43rd Annual Conference on D.C. History, November 3-6, 2016
Hosted by the Historical Society of Washington, D.C.,
At the Carnegie Library
801 K Street, NW, Washington, D.C.
SUBMISSION DEADLINE: MAY 31, 2016*
The Conference Committee of the Annual Conference on D.C. History cordially invites presentations on all topics relating to the history of Metropolitan Washington, D.C., and the federal government. The 2016 Conference focuses on the following five areas:
225th Anniversary of Washington, D.C.
Culture of everyday life
Immigrant Communities and Diaspora of and/or in the District
Local politics and social movements
The Conference began as a collaborative effort by The George Washington University, the D.C. Public Library, and the Historical Society of Washington, D.C. Its mission has remained constant: to provide a friendly and rigorous forum for discussing and promoting original research in the history of local Washington, D.C., and its metropolitan area.
Featured sessions are the Plenary Session on the status of D.C. Historical Studies and the Letitia Wood Brown Memorial Lecture honoring the memory of this pioneering scholar of D.C. history.
All submissions are evaluated for suitability and scholarship by the Conference Committee.
*The submission deadline for panels and individual papers is May 31, 2016. The results of the evaluation will be sent in early July. Film, tour, author talk, and practical workshop submissions are due August 31, 2016. The deadline for History Network participation is October 19, 2016.
RESEARCH PRESENTATIONS: The committee gives precedence to pre-formed panels presenting three or four papers, but individual papers will be considered as well. Submissions that propose innovative formats and that engage questions of teaching and learning are welcome. Don’t miss this opportunity to try out your ideas at this lively consideration of all things D.C.
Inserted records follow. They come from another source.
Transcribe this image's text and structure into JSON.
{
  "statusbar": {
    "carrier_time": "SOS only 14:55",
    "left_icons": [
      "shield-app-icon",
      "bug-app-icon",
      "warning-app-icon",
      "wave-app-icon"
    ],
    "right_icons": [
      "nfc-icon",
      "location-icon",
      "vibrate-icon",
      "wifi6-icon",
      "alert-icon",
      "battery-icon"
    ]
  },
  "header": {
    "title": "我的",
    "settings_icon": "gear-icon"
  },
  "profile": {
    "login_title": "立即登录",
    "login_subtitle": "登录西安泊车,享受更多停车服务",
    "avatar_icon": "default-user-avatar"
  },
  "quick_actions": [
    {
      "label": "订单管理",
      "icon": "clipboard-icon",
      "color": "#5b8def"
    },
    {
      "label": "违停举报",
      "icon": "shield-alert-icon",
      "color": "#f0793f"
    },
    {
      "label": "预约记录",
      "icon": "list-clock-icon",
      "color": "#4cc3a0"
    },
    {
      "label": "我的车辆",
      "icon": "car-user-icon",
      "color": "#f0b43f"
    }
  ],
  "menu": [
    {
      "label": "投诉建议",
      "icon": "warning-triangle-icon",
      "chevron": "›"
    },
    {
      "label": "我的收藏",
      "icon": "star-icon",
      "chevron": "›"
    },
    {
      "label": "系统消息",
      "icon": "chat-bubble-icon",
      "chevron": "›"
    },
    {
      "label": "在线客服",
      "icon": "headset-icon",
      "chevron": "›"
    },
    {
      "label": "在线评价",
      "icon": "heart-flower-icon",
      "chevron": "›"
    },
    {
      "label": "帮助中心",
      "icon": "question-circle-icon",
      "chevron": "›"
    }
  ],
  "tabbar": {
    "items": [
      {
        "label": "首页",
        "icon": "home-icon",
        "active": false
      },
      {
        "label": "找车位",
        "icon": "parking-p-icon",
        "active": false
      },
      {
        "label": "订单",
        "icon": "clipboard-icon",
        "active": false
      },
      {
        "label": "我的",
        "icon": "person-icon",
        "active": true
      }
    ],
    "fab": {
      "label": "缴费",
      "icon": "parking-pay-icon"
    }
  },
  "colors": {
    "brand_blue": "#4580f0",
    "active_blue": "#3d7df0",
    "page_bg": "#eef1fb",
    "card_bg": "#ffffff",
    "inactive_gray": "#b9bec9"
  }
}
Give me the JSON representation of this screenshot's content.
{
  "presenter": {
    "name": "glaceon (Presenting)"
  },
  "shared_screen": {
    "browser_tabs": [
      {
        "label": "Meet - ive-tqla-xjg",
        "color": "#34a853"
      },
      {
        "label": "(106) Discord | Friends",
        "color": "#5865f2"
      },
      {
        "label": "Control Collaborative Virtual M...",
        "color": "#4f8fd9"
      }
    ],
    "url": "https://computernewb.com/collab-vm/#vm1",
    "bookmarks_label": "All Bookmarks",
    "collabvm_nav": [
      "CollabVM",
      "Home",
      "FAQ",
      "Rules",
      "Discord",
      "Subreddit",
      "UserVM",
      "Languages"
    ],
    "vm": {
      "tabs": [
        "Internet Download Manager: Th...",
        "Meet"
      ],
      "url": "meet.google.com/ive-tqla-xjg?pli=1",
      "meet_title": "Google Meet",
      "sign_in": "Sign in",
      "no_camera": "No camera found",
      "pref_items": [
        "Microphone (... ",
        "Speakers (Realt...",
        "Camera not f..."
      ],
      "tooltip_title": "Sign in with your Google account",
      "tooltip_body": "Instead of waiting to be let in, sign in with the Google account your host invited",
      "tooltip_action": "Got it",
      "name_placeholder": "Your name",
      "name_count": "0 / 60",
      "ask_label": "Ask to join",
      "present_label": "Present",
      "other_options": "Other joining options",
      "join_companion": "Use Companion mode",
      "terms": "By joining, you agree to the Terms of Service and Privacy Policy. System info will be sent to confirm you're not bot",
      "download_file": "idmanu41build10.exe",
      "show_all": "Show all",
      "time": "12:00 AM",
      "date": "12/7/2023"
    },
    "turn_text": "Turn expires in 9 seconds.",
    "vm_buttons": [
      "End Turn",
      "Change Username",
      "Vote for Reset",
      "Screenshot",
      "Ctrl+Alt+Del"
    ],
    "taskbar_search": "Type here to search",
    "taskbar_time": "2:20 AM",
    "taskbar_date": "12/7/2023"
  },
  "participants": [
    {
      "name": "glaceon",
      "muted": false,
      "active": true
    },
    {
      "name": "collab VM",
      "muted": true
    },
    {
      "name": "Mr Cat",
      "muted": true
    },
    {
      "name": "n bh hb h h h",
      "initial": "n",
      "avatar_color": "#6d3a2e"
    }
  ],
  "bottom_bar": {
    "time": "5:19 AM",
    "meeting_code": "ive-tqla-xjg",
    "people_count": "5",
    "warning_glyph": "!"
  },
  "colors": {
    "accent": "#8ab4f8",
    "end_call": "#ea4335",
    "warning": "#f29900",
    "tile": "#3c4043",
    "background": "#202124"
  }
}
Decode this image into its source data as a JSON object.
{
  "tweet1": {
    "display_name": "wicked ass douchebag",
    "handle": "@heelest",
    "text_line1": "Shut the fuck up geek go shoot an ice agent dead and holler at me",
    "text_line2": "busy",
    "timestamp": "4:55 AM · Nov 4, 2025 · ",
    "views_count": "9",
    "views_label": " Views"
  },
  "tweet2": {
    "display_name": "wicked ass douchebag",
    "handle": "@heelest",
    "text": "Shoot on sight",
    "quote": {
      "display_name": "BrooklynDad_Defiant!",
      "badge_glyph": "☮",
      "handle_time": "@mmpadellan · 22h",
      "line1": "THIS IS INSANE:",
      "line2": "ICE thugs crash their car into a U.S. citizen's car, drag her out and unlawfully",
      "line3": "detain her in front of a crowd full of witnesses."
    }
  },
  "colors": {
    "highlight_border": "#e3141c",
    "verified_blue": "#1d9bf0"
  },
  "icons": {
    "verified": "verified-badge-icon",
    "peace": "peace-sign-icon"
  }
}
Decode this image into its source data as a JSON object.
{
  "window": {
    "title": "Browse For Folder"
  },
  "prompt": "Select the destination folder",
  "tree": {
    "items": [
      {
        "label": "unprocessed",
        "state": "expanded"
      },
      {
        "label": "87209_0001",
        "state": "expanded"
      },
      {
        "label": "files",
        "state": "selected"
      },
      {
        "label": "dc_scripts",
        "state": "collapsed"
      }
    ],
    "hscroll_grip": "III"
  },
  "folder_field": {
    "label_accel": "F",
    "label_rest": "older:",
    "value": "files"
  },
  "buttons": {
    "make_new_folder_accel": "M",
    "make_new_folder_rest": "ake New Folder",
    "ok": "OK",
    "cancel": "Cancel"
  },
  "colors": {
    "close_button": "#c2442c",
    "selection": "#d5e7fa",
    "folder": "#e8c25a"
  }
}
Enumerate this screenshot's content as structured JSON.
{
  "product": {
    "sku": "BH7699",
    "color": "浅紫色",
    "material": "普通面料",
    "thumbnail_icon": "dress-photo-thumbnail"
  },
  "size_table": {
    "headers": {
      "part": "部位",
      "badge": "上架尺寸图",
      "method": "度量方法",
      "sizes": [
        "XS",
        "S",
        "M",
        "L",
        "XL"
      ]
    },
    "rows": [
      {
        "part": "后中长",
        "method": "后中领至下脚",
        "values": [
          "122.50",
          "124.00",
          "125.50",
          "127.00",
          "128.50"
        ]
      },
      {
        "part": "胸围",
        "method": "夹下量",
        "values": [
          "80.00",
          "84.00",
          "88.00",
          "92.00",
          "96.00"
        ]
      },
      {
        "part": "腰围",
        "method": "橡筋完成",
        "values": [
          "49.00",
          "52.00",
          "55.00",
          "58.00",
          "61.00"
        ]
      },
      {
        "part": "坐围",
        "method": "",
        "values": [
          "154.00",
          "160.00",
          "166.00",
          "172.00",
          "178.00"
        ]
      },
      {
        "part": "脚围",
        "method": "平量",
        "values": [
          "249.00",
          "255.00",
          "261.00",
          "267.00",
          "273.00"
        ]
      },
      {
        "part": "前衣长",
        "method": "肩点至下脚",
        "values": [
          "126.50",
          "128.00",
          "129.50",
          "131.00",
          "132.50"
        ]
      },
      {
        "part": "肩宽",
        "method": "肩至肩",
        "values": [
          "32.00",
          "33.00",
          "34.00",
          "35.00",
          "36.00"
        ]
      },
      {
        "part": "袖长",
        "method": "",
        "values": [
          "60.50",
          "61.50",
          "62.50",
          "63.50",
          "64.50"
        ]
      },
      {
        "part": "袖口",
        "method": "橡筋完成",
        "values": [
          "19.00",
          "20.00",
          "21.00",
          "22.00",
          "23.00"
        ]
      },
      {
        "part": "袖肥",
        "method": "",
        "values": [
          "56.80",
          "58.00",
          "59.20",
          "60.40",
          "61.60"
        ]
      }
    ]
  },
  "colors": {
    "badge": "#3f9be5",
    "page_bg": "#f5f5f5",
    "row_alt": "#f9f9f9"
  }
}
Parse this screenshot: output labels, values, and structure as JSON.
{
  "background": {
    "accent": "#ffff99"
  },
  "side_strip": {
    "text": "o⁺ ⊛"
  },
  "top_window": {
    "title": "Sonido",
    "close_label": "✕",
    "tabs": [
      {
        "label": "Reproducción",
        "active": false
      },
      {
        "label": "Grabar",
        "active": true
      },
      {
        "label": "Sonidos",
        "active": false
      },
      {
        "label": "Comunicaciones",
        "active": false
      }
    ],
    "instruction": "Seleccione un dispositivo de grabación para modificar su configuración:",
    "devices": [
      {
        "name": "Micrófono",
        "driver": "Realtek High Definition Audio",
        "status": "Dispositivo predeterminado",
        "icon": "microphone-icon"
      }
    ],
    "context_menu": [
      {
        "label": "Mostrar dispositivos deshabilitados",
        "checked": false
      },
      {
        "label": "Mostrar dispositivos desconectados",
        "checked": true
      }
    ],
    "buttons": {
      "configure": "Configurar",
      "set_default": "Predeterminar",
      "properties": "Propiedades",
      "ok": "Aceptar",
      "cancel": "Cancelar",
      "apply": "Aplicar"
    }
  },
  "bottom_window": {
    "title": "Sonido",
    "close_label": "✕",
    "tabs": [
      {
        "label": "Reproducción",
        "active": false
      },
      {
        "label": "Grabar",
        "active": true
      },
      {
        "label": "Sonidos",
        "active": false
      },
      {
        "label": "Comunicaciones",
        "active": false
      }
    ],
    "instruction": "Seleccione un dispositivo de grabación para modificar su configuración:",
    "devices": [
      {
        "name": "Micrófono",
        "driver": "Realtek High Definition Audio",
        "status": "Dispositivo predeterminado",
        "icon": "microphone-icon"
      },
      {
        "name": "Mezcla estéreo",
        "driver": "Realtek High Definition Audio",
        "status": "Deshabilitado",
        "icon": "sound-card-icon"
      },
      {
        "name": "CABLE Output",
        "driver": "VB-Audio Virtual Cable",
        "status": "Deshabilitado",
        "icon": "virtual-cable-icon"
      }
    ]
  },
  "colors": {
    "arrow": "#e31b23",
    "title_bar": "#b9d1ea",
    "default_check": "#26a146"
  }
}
FILMS, WALKS AND WORKSHOPS: Producers of new films (completed or in process) are invited to present to the conference. The committee welcomes guided walking and bus tours. Conference-goers, both scholars and interested members of the public, enjoy practical workshops on research methods or the preservation of historical materials.
COMMUNITY CONVERSATIONS: The Conference presents facilitated, audience-participation conversations with at least two lead speakers or moderators. Discussants will engage audience members to elicit memories, interactions, and views on current events that are affecting their neighborhoods.
AUTHOR TALKS AND SIGNINGS: Authors of new books are invited to take part in a rapid-fire, round robin in which they will have 15 minutes to sell the audience on buying their books. Organizations and individuals are also invited to take part in the History Network, when history-related organizations and vendors display materials explaining their activities and services. Please note: anyone offering products for sale must be equipped to handle those transactions without the support of Conference staff.
CONFERENCE FORMAT: Moderated panels take place on Friday and Saturday and last one hour and 15 minutes. Typically three speakers each take 20 minutes to present their research, followed by 10-15 minutes of discussion with audience participation. The literal reading of papers is strongly discouraged. Illustrative slide shows are strongly encouraged.
For a flavor of past conferences, see http://www.DCHistory.org/conference/
Questions? Contact the Conference Committee at email@example.com.